## WHAT YOU NEED TO DO
If a line in the data below contains the word "into", copy it out.

## DATASET RECORDS
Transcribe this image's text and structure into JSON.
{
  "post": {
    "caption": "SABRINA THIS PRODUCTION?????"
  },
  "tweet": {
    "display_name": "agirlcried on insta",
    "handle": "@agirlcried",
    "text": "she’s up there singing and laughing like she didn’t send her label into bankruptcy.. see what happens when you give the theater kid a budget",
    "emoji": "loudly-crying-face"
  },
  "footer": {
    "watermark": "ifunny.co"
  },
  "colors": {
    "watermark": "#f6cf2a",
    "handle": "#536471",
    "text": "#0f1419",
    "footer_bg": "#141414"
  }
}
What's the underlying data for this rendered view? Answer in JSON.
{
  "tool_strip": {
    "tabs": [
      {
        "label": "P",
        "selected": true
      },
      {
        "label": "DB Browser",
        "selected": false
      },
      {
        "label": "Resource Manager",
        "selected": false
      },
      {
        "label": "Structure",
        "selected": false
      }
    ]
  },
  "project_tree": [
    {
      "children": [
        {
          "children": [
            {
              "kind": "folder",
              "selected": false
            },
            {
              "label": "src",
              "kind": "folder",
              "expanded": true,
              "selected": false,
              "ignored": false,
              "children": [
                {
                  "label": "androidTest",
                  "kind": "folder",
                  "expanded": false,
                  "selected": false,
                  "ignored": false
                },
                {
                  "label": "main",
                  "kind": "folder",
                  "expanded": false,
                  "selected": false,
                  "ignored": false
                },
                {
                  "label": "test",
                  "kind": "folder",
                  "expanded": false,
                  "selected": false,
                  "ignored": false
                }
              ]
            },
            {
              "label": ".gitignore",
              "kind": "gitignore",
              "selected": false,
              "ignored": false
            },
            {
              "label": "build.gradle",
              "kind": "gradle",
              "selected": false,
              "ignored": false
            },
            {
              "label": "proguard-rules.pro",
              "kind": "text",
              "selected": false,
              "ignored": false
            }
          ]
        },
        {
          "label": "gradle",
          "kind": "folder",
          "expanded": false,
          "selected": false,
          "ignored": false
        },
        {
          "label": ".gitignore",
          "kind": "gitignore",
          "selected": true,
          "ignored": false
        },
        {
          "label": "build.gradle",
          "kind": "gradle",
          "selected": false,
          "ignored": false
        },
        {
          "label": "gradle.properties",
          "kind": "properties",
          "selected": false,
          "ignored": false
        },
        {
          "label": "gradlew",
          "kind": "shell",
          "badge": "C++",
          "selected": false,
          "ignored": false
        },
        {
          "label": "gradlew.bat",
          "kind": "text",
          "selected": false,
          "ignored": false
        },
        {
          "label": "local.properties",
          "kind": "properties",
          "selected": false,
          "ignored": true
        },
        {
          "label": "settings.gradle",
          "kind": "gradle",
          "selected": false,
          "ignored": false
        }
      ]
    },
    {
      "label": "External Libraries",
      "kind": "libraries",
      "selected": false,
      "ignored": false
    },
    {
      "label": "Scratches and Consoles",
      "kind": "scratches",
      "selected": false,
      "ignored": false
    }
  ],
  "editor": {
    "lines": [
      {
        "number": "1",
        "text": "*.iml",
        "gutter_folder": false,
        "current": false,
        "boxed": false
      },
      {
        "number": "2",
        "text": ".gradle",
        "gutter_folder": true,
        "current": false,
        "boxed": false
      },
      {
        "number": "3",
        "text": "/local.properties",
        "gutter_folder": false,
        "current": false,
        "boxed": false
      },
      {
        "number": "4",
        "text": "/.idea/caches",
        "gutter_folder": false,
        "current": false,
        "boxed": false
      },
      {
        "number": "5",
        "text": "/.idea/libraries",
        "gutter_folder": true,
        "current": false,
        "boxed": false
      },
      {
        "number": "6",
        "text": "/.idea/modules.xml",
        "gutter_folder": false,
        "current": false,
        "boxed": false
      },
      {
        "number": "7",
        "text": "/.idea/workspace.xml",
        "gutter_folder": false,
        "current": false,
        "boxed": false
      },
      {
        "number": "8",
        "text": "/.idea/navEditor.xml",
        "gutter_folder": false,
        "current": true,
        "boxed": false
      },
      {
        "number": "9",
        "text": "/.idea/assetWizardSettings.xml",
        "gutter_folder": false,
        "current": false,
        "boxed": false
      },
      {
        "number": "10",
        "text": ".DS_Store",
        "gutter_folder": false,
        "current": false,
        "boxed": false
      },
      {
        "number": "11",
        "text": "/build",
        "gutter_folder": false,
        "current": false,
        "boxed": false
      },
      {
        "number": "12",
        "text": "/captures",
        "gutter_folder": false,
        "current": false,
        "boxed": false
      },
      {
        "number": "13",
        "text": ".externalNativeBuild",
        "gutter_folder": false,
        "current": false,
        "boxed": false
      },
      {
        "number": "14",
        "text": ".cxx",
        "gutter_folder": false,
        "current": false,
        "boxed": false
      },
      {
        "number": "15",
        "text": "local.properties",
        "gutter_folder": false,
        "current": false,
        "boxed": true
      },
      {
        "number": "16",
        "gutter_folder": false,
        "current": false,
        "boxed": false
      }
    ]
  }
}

## RESULT
Transcribe this image's text and structure into JSON.
    "text": "she’s up there singing and laughing like she didn’t send her label into bankruptcy.. see what happens when you give the theater kid a budget",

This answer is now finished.